men murdered were not known.
The following is the list of atrocities committed in brief
1. 2,000 belonging to Shapur alone
2. 2, 300 belonging to Sagar who had come to Shapur
4. l,000in different villages around Shapur.
5. 125 at Gogi proper
6. 1,000 women committed suicide by falling into wells as a result of
7. 500 children killed and thrown into wells.
8. Most of the houses belonging to Muslims at Shapur were either looted or burnt
9. The value of movable property destroyed is estimated to be Rs.5 crores.
10. Most of the lands and other immovable property belonging to Muslims have
been occupied by the members of other communities.
11. More than 2/3rds of the housed at Sagar and Gogi have been burnt or destroyed.
12. Most of the mosques have been demolished.
13. Copies of the Holy Koran were either burnt or were torn into pieces and thrown
into streets for being trampled over.
14. At Gogi houses were set on fire and Muslims were thrown into flames.
The only effort made to stop the carnage and effect damage control was initiated by the
Hyderabad State Congress Committee. They entrusted the village Panchayats the work
of collecting goods looted. But efforts in this direction were not very successful as the
members of the Panchayats were those who were themselves the ring leaders and
goondas and responsible for the atrocities committed by them.49
Thus the Hyderabad state did not add a happy episode in the transformation of India
into a free and united nation. While most of the princely states made the decision to
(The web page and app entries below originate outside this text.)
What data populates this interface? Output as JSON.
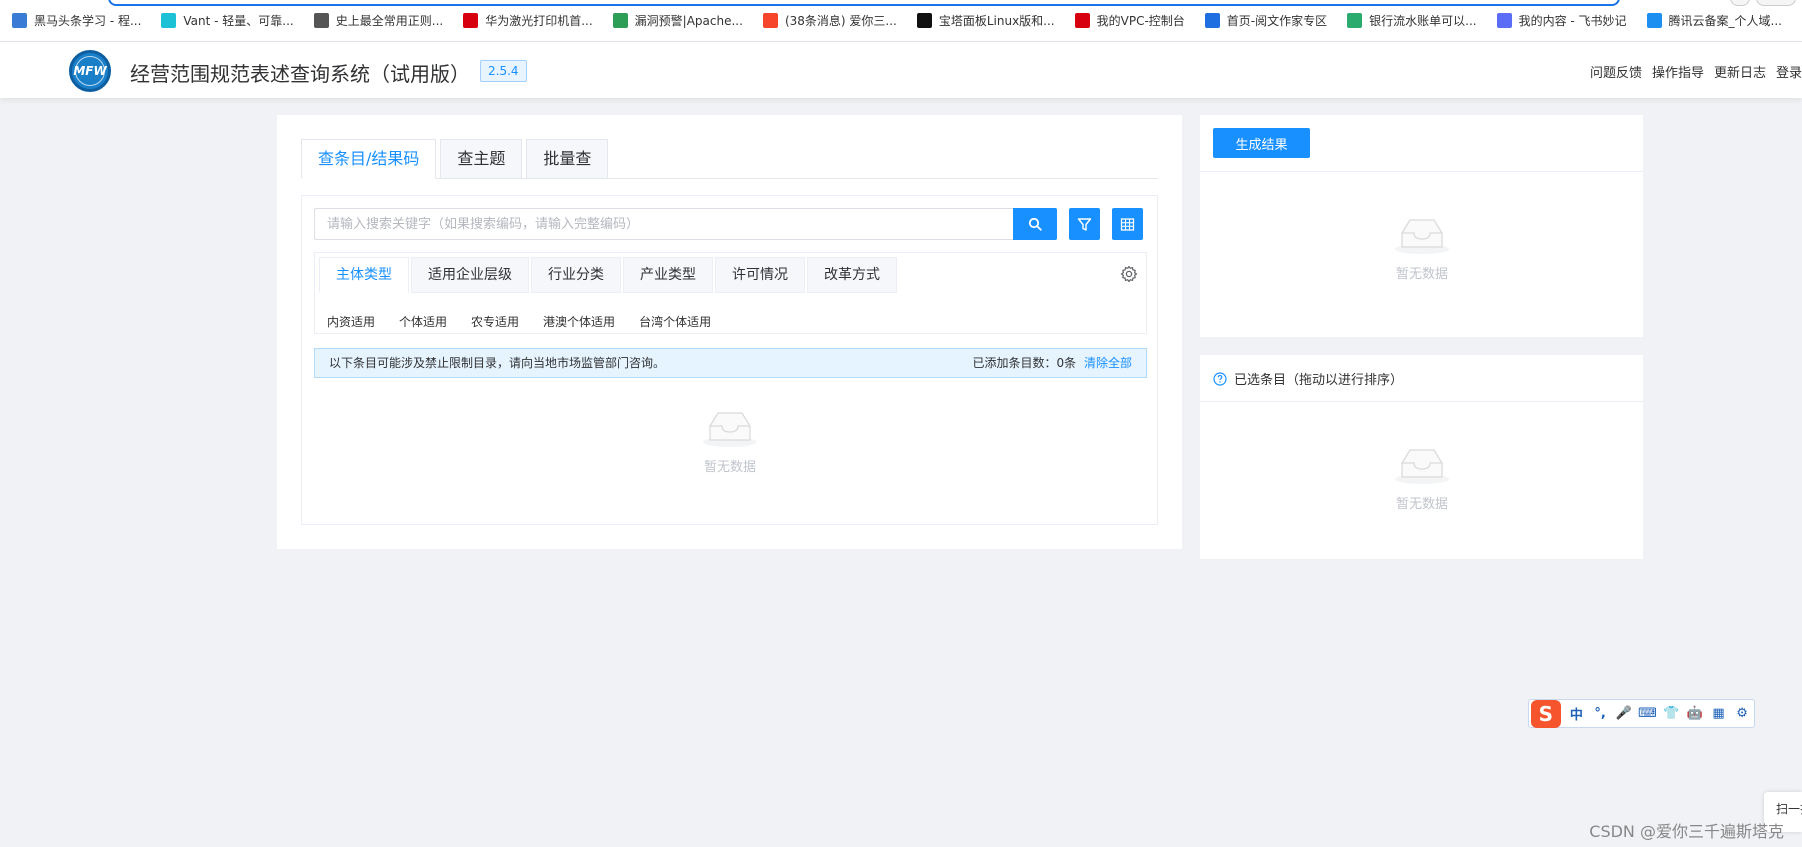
{
  "bookmarks": [
    {
      "label": "黑马头条学习 - 程...",
      "color": "#3a7bd5"
    },
    {
      "label": "Vant - 轻量、可靠...",
      "color": "#1dc1d6"
    },
    {
      "label": "史上最全常用正则...",
      "color": "#555555"
    },
    {
      "label": "华为激光打印机首...",
      "color": "#d7000f"
    },
    {
      "label": "漏洞预警|Apache...",
      "color": "#2e9e57"
    },
    {
      "label": "(38条消息) 爱你三...",
      "color": "#f7452b"
    },
    {
      "label": "宝塔面板Linux版和...",
      "color": "#111111"
    },
    {
      "label": "我的VPC-控制台",
      "color": "#d7000f"
    },
    {
      "label": "首页-阅文作家专区",
      "color": "#1f6fe0"
    },
    {
      "label": "银行流水账单可以...",
      "color": "#2bab6e"
    },
    {
      "label": "我的内容 - 飞书妙记",
      "color": "#5b6cf7"
    },
    {
      "label": "腾讯云备案_个人域...",
      "color": "#1c8ff1"
    }
  ],
  "header": {
    "logo_text": "MFW",
    "title": "经营范围规范表述查询系统（试用版）",
    "version": "2.5.4",
    "links": [
      "问题反馈",
      "操作指导",
      "更新日志",
      "登录"
    ]
  },
  "main": {
    "tabs": [
      "查条目/结果码",
      "查主题",
      "批量查"
    ],
    "search_placeholder": "请输入搜索关键字（如果搜索编码，请输入完整编码）",
    "filter_tabs": [
      "主体类型",
      "适用企业层级",
      "行业分类",
      "产业类型",
      "许可情况",
      "改革方式"
    ],
    "options": [
      "内资适用",
      "个体适用",
      "农专适用",
      "港澳个体适用",
      "台湾个体适用"
    ],
    "notice": "以下条目可能涉及禁止限制目录，请向当地市场监管部门咨询。",
    "added_count_label": "已添加条目数：0条",
    "clear_all": "清除全部",
    "empty_text": "暂无数据"
  },
  "right": {
    "generate_button": "生成结果",
    "empty_text": "暂无数据",
    "selected_title": "已选条目（拖动以进行排序）",
    "selected_empty": "暂无数据"
  },
  "ime": {
    "logo": "S",
    "keys": [
      "中",
      "°,",
      "🎤",
      "⌨",
      "👕",
      "🤖",
      "▦",
      "⚙"
    ]
  },
  "watermark": "CSDN @爱你三千遍斯塔克",
  "side_scan": "扫一扫",
  "colors": {
    "primary": "#1890ff",
    "background": "#f0f2f5"
  }
}
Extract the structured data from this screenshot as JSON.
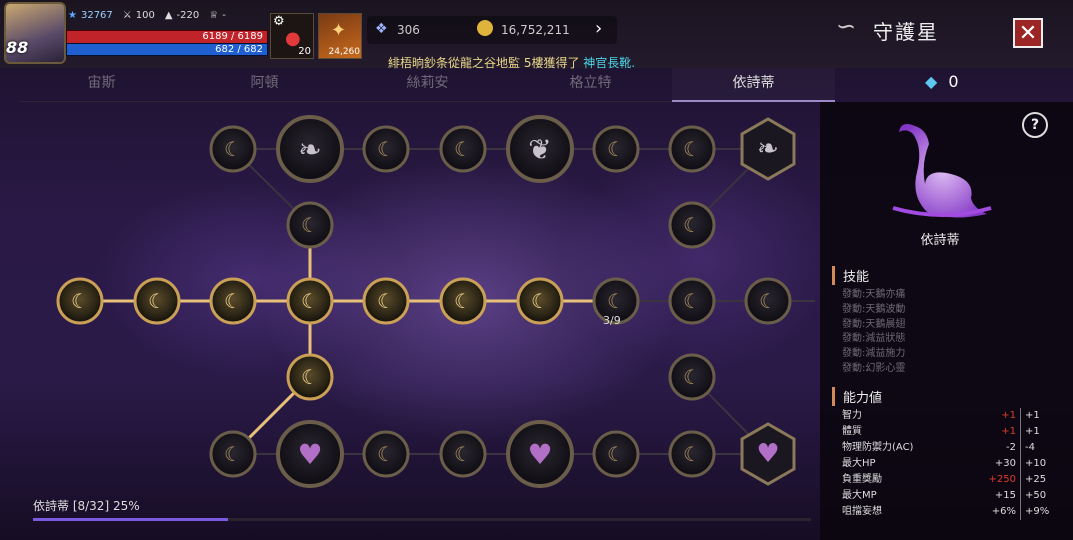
{
  "player": {
    "level": "88",
    "power": "32767",
    "stat_a": "100",
    "stat_b": "-220",
    "stat_c": "-",
    "hp": "6189 / 6189",
    "mp": "682 / 682",
    "potion_count": "20",
    "item_count": "24,260"
  },
  "currency": {
    "crystal": "306",
    "gold": "16,752,211"
  },
  "header": {
    "title": "守護星",
    "close": "✕"
  },
  "marquee": {
    "text": "緋梧晌鈔条從龍之谷地監 5樓獲得了",
    "highlight": "神官長靴."
  },
  "tabs": [
    "宙斯",
    "阿頓",
    "絲莉安",
    "格立特",
    "依詩蒂"
  ],
  "active_tab": 4,
  "gem_count": "0",
  "boss": {
    "name": "依詩蒂",
    "color": "#b06be8"
  },
  "skills": {
    "title": "技能",
    "items": [
      "發動:天鵝亦痛",
      "發動:天鵝波動",
      "發動:天鵝晨翅",
      "發動:減益狀態",
      "發動:減益施力",
      "發動:幻影心靈"
    ]
  },
  "abilities": {
    "title": "能力値",
    "rows": [
      {
        "label": "智力",
        "current": "+1",
        "next": "+1",
        "current_red": true
      },
      {
        "label": "體質",
        "current": "+1",
        "next": "+1",
        "current_red": true
      },
      {
        "label": "物理防禦力(AC)",
        "current": "-2",
        "next": "-4",
        "current_red": false
      },
      {
        "label": "最大HP",
        "current": "+30",
        "next": "+10",
        "current_red": false
      },
      {
        "label": "負重獎勵",
        "current": "+250",
        "next": "+25",
        "current_red": true
      },
      {
        "label": "最大MP",
        "current": "+15",
        "next": "+50",
        "current_red": false
      },
      {
        "label": "咀擋妄想",
        "current": "+6%",
        "next": "+9%",
        "current_red": false
      }
    ]
  },
  "progress": {
    "label": "依詩蒂 [8/32] 25%",
    "fraction": 0.25
  },
  "node_counter": "3/9",
  "colors": {
    "gold_line": "#e7c07a",
    "dim_line": "#3a3340",
    "progress": "#7a5ae0"
  }
}
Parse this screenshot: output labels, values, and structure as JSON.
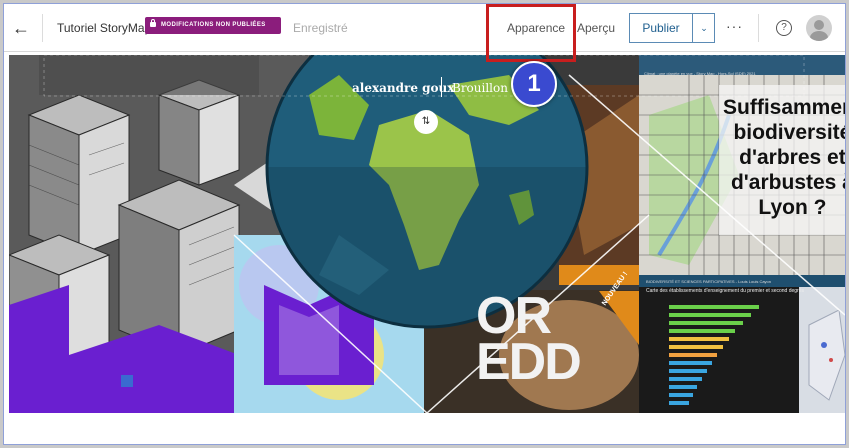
{
  "topbar": {
    "title": "Tutoriel StoryMap",
    "badge": "MODIFICATIONS NON PUBLIÉES",
    "saved": "Enregistré",
    "apparence": "Apparence",
    "apercu": "Aperçu",
    "publish": "Publier",
    "more": "···",
    "help": "?"
  },
  "annotation": {
    "step": "1"
  },
  "cover": {
    "author": "alexandre goux",
    "status": "Brouillon",
    "swap": "⇅",
    "tiles": {
      "biodiversity": "Suffisamment\nbiodiversité\nd'arbres et\nd'arbustes à\nLyon ?",
      "ordd": "OR\nEDD",
      "nouveau": "NOUVEAU !",
      "chart_title": "Carte des établissements d'enseignement du premier et second degrés",
      "map_caption": "Climat : une planète en vue - Story Map - Hors-Sol (SDE) 2021",
      "bio_caption": "BIODIVERSITÉ ET SCIENCES PARTICIPATIVES - Louis Louis Cayon"
    }
  },
  "colors": {
    "accent": "#8b1d7c",
    "highlight": "#c81e1e",
    "step": "#3a4ad0",
    "publish": "#1f5f8f"
  }
}
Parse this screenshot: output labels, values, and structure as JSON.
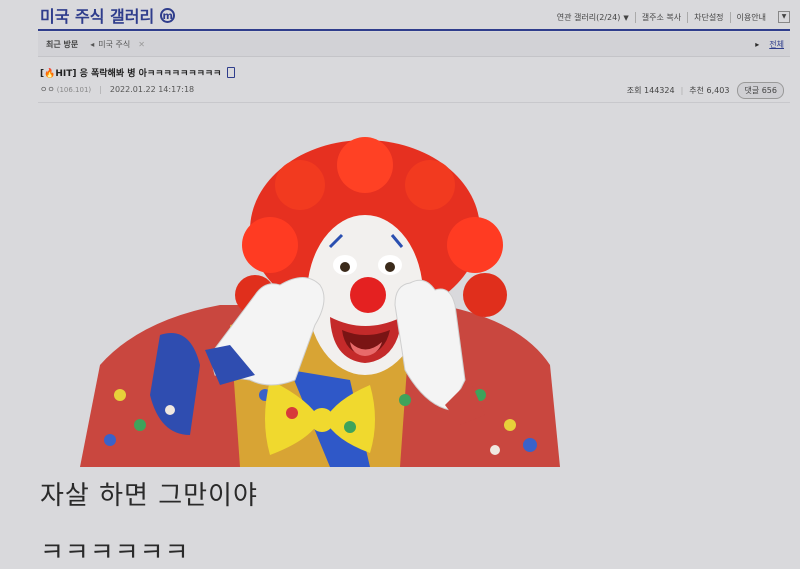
{
  "header": {
    "gallery_name": "미국 주식 갤러리",
    "badge": "m",
    "menu": {
      "minor_gallery": "연관 갤러리(2/24)",
      "copy_address": "갤주소 복사",
      "block_settings": "차단설정",
      "guide": "이용안내"
    }
  },
  "recent_bar": {
    "label": "최근 방문",
    "tab_label": "미국 주식",
    "all_label": "전체"
  },
  "post": {
    "title": "[🔥HIT] 응 폭락해봐 병  아ㅋㅋㅋㅋㅋㅋㅋㅋㅋ",
    "author": "ㅇㅇ",
    "ip": "(106.101)",
    "datetime": "2022.01.22 14:17:18",
    "views_label": "조회 144324",
    "recommend_label": "추천 6,403",
    "comments_label": "댓글 656",
    "body_lines": [
      "자살 하면 그만이야",
      "ㅋㅋㅋㅋㅋㅋ"
    ]
  },
  "colors": {
    "brand": "#2f3d8c",
    "background": "#d9d9dc"
  },
  "icons": {
    "mobile": "mobile-icon",
    "dropdown": "caret-down-icon",
    "arrow_left": "chevron-left-icon",
    "arrow_right": "chevron-right-icon",
    "close": "close-icon",
    "menu": "menu-icon"
  }
}
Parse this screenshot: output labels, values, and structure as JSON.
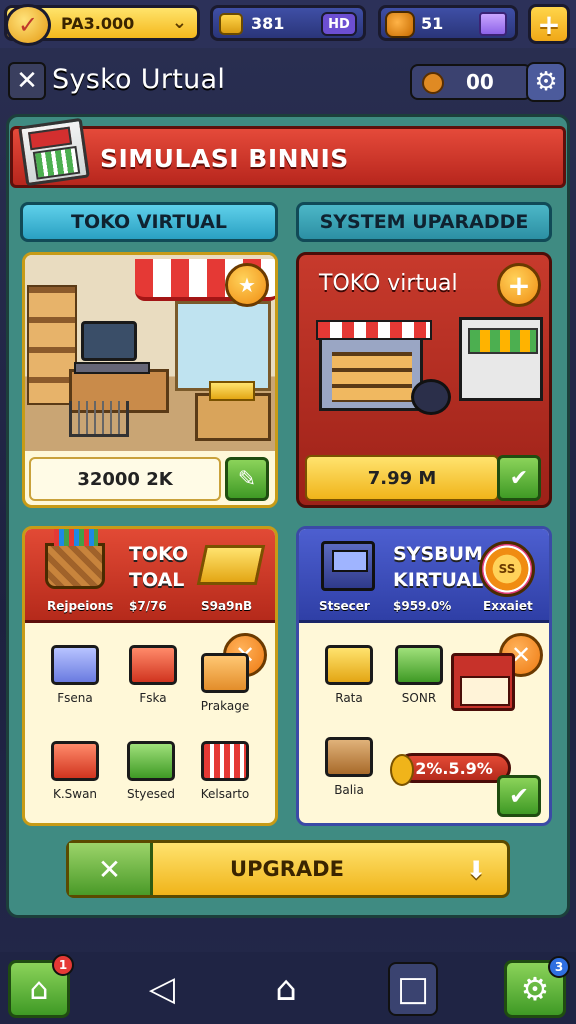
{
  "top_bar": {
    "money": "PA3.000",
    "coins": "381",
    "coins_tag": "HD",
    "gems": "51"
  },
  "header": {
    "title": "Sysko Urtual",
    "counter": "00"
  },
  "banner": {
    "title": "SIMULASI BINNIS"
  },
  "tabs": [
    {
      "label": "TOKO VIRTUAL"
    },
    {
      "label": "SYSTEM UPARADDE"
    }
  ],
  "shop_card": {
    "price": "32000 2K"
  },
  "upgrade_card": {
    "title": "TOKO virtual",
    "price": "7.99 M"
  },
  "toko_card": {
    "title_line1": "TOKO",
    "title_line2": "TOAL",
    "sub_left": "Rejpeions",
    "sub_mid": "$7/76",
    "sub_right": "S9a9nB",
    "items": [
      {
        "label": "Fsena",
        "icon": "mixer-icon"
      },
      {
        "label": "Fska",
        "icon": "register-box-icon"
      },
      {
        "label": "Prakage",
        "icon": "package-icon"
      },
      {
        "label": "K.Swan",
        "icon": "red-crate-icon"
      },
      {
        "label": "Styesed",
        "icon": "cash-stack-icon"
      },
      {
        "label": "Kelsarto",
        "icon": "shopping-cart-icon"
      }
    ]
  },
  "sys_card": {
    "title_line1": "SYSBUM",
    "title_line2": "KIRTUAL",
    "sub_left": "Stsecer",
    "sub_mid": "$959.0%",
    "sub_right": "Exxaiet",
    "medal": "SS",
    "items": [
      {
        "label": "Rata",
        "icon": "gold-bars-icon"
      },
      {
        "label": "SONR",
        "icon": "green-crates-icon"
      },
      {
        "label": "Balia",
        "icon": "box-dolly-icon"
      }
    ],
    "percent": "2%.5.9%"
  },
  "upgrade_button": {
    "label": "UPGRADE"
  },
  "nav": {
    "home_notif": "1",
    "settings_notif": "3"
  }
}
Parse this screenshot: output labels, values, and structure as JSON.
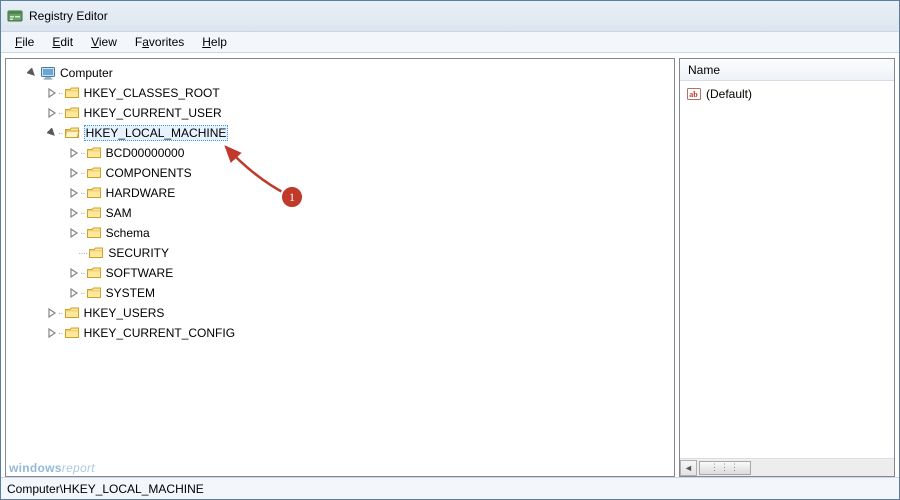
{
  "window": {
    "title": "Registry Editor"
  },
  "menu": {
    "file": "File",
    "edit": "Edit",
    "view": "View",
    "favorites": "Favorites",
    "help": "Help"
  },
  "tree": {
    "root": "Computer",
    "hives": {
      "classes_root": "HKEY_CLASSES_ROOT",
      "current_user": "HKEY_CURRENT_USER",
      "local_machine": "HKEY_LOCAL_MACHINE",
      "users": "HKEY_USERS",
      "current_config": "HKEY_CURRENT_CONFIG"
    },
    "hklm_children": {
      "bcd": "BCD00000000",
      "components": "COMPONENTS",
      "hardware": "HARDWARE",
      "sam": "SAM",
      "schema": "Schema",
      "security": "SECURITY",
      "software": "SOFTWARE",
      "system": "SYSTEM"
    }
  },
  "values": {
    "header_name": "Name",
    "default": "(Default)"
  },
  "status": {
    "path": "Computer\\HKEY_LOCAL_MACHINE"
  },
  "annotation": {
    "label": "1"
  },
  "watermark": {
    "w1": "windows",
    "w2": "report"
  }
}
join India, Hyderabad took a different stand. This posed a great challenge to the Indian
government. Even the Stand Still Agreement was violated by the Nizam, he began to
work on mobilizing support from outside India. By appealing to the UNO, the Nizam
caused great anxiety and embarrassment for India. Thus the Indian Government had no
choice but to prepare for a military action on Hyderabad for integration. The accession
became imperative, keeping in mind the defence and internal security of India.
Thus the "Good Old Days" had gone. The amazing life style of the Nizams of
Hyderabad had passed into legend.
The last chapter is a summary and conclusion of the Thesis.
Appendix to the report on condition of Muslim residents of Shapur, Gogi, Sagar and other villages around
Shapur Taluka after 17th September, 1948 in O.K.p.p.l 13-115.